Life on top of Lesotho

Actually the GPS was quite handy, we could tell when we were at the highest pass (3276m) on our route and the highest we’d ever taken a motorcycle. For you in Hereford and Wales that’s around 5 times the height of Hay Bluff and for everyone else it’s two and a half times the height of Ben Nevis, the highest point in the UK. And you guessed it, we were cold. But we soon forgot all about the cold just after Oxbow and a 2820m pass. Below the pass we climbed down the most amazing valley road and at such a rate we had to check with our GPS.

They love the camera and their blankets

We’d dropped to 1900m in only 10 minutes, that’s a fall of 1.5m per second. Dramatic, dangerous and very repeatable. Sadly though we had to push on as the sun was setting, we were shivering, and needed to find some noodles and a bed for the night.

Lesotho, a different country and different Africa, yet again we get to enjoy the variety of this amazing continent. For us most of Lesotho must remain unexplored, but for anyone in South Africa, Lesotho is a must. A crown of mountainous glory in southern Africa.

Lesotho traffic

Darren Writes 12/05/11

Houtes Bai, Cape Town By Darren

Hi guys. As a lot of you already know we are in Cape Town already and, even though I can’t remember when we arrived, it’s been a few weeks. Not been lazy with the update but been busy with more repairs to the bikes, kit and even clothing.

Brandy tasting to start our day of vinyard tours of the western cape, Pic by our waitress

We’ve also been taking time with our amazing host, Tanja, to do some recreation… Mostly wine tasting. After one of these we went ice skating.. You can just imagine how that went after tasting 14 different wines.

Kristina spent a few weeks with us here too and has now returned home (miss you Kris). Kris and I, whilst my engine was in bits and waiting for parts, hired a car and went to see the animals of Addo National park and some of the Garden Route.

Addo NP. 2 days. Lots of animals.

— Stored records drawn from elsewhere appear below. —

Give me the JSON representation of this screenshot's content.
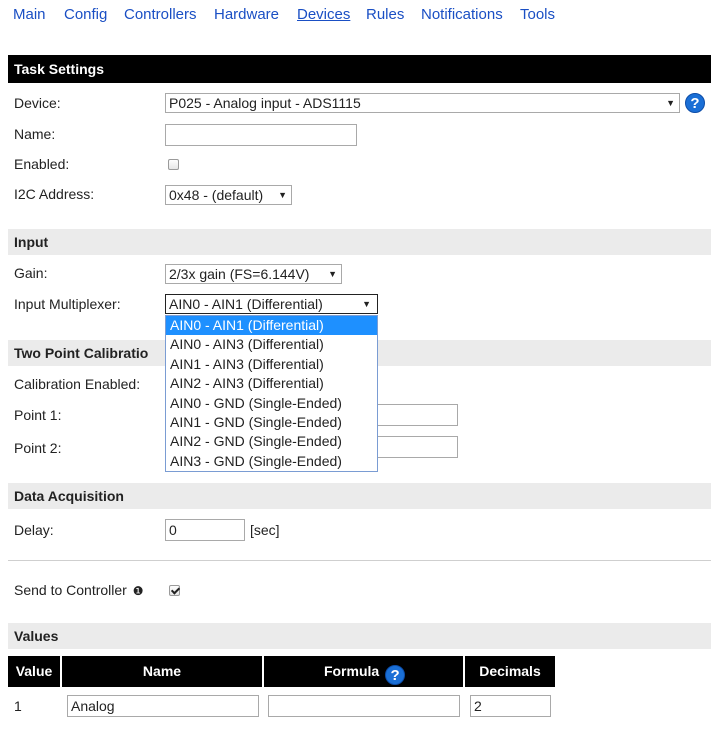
{
  "nav": {
    "items": [
      "Main",
      "Config",
      "Controllers",
      "Hardware",
      "Devices",
      "Rules",
      "Notifications",
      "Tools"
    ],
    "active": "Devices"
  },
  "task_settings": {
    "header": "Task Settings",
    "device_label": "Device:",
    "device_value": "P025 - Analog input - ADS1115",
    "name_label": "Name:",
    "name_value": "",
    "enabled_label": "Enabled:",
    "enabled": false,
    "i2c_label": "I2C Address:",
    "i2c_value": "0x48 - (default)"
  },
  "input": {
    "header": "Input",
    "gain_label": "Gain:",
    "gain_value": "2/3x gain (FS=6.144V)",
    "mux_label": "Input Multiplexer:",
    "mux_value": "AIN0 - AIN1 (Differential)",
    "mux_options": [
      "AIN0 - AIN1 (Differential)",
      "AIN0 - AIN3 (Differential)",
      "AIN1 - AIN3 (Differential)",
      "AIN2 - AIN3 (Differential)",
      "AIN0 - GND (Single-Ended)",
      "AIN1 - GND (Single-Ended)",
      "AIN2 - GND (Single-Ended)",
      "AIN3 - GND (Single-Ended)"
    ],
    "mux_selected_index": 0
  },
  "calibration": {
    "header": "Two Point Calibratio",
    "enabled_label": "Calibration Enabled:",
    "point1_label": "Point 1:",
    "point2_label": "Point 2:"
  },
  "acquisition": {
    "header": "Data Acquisition",
    "delay_label": "Delay:",
    "delay_value": "0",
    "delay_unit": "[sec]"
  },
  "send": {
    "label": "Send to Controller",
    "info_icon": "❶",
    "checked": true
  },
  "values": {
    "header": "Values",
    "columns": [
      "Value",
      "Name",
      "Formula",
      "Decimals"
    ],
    "rows": [
      {
        "index": "1",
        "name": "Analog",
        "formula": "",
        "decimals": "2"
      }
    ]
  },
  "icons": {
    "help": "?"
  },
  "colors": {
    "link": "#1a4fc4",
    "help_icon": "#1a6fd6",
    "selected_option": "#1e90ff"
  }
}
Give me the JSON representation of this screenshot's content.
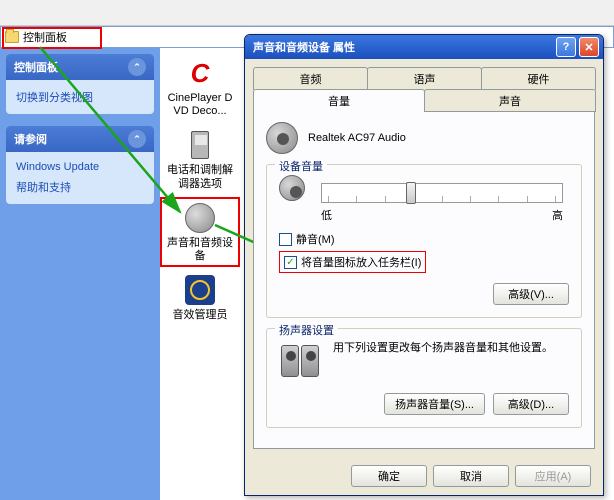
{
  "breadcrumb": {
    "label": "控制面板"
  },
  "sidebar": {
    "panel1_title": "控制面板",
    "panel1_link": "切换到分类视图",
    "panel2_title": "请参阅",
    "panel2_links": [
      "Windows Update",
      "帮助和支持"
    ]
  },
  "cp_items": [
    {
      "label": "CinePlayer DVD Deco..."
    },
    {
      "label": "电话和调制解调器选项"
    },
    {
      "label": "声音和音频设备"
    },
    {
      "label": "音效管理员"
    }
  ],
  "dialog": {
    "title": "声音和音频设备 属性",
    "tabs_row1": [
      "音频",
      "语声",
      "硬件"
    ],
    "tabs_row2": [
      "音量",
      "声音"
    ],
    "device_name": "Realtek AC97 Audio",
    "device_volume": {
      "title": "设备音量",
      "low": "低",
      "high": "高",
      "mute": "静音(M)",
      "taskbar": "将音量图标放入任务栏(I)",
      "advanced": "高级(V)..."
    },
    "speaker_settings": {
      "title": "扬声器设置",
      "desc": "用下列设置更改每个扬声器音量和其他设置。",
      "vol_btn": "扬声器音量(S)...",
      "adv_btn": "高级(D)..."
    },
    "buttons": {
      "ok": "确定",
      "cancel": "取消",
      "apply": "应用(A)"
    }
  }
}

Pic by Daren

Also went to a small private park where we played with Lion cubs (already 3 times the size of a domestic cat at the age of 4 months). Oh yeah, Sharp teeth and claws! Russ has been playing golf, so hand is on the mend and has been running almost daily again. Ankle much better! He also had a swim in the Atlantic which at 12 degrees certifies him as insane! I planned a dive with the great whites but unfortunately it got called off due to the sea conditions and I haven’t had a chance to go again as I’ve had another bout of Malaria, which I’m just about getting over! Seems like I didn’t kill it off before. Who knows when the 40 degree fever will return?

The predator Tank. pic By Kris

Before that though, I did get a dive in the Two Oceans Aquarium, in the predator tank. Ragged tooth sharks, Kob, tuna, turtles, rays etc. I couldn’t let up the chance again after missing the opportunity in Kuwait 5 years ago.

Table mountain, with its table cloth. By Darren

Yesterday we eventually got to explore the top of Table Mountain. Nice, very nice!

Russ and I walking town Table Mountain. Pic of Russ by Darren

We are planning to move on early next week and will first go to the Cape Agulhas. With it being the most southern tip of Africa, riding on from there will signify our return journey home, which, though the east side will have its difficulties, should hopefully be a fair bit easier than our southern descent down the West. Our difficulties are mainly obtaining the Visas for Ethiopia (may have to detour to Harare, Zimbabwe), Sudan and Saudi. Syria is also in the way and so we are hoping their borders will open again before we arrive. Sudan is in the process of splitting up into two countries and so we are also praying we won’t run into too much complication there… Africa is so volatile and the rules and situations change like the Capes weather.

one of our vinyards By Darren

I’m trying to keep this one short so as not to bore you. And from now on we should find it easier to update more often (at times anyway) Thanks for all your support… Will be back in Hereford soon.. Soon may be relative though!

Kris, Russ and Darren get to the most South Western point of Africa

On the edge of the Cape of good Hope. By Kris

A couple more pics.. Diddn’t tell you we went The Cape of Good Hope

Au-strange.. Cape point by Darren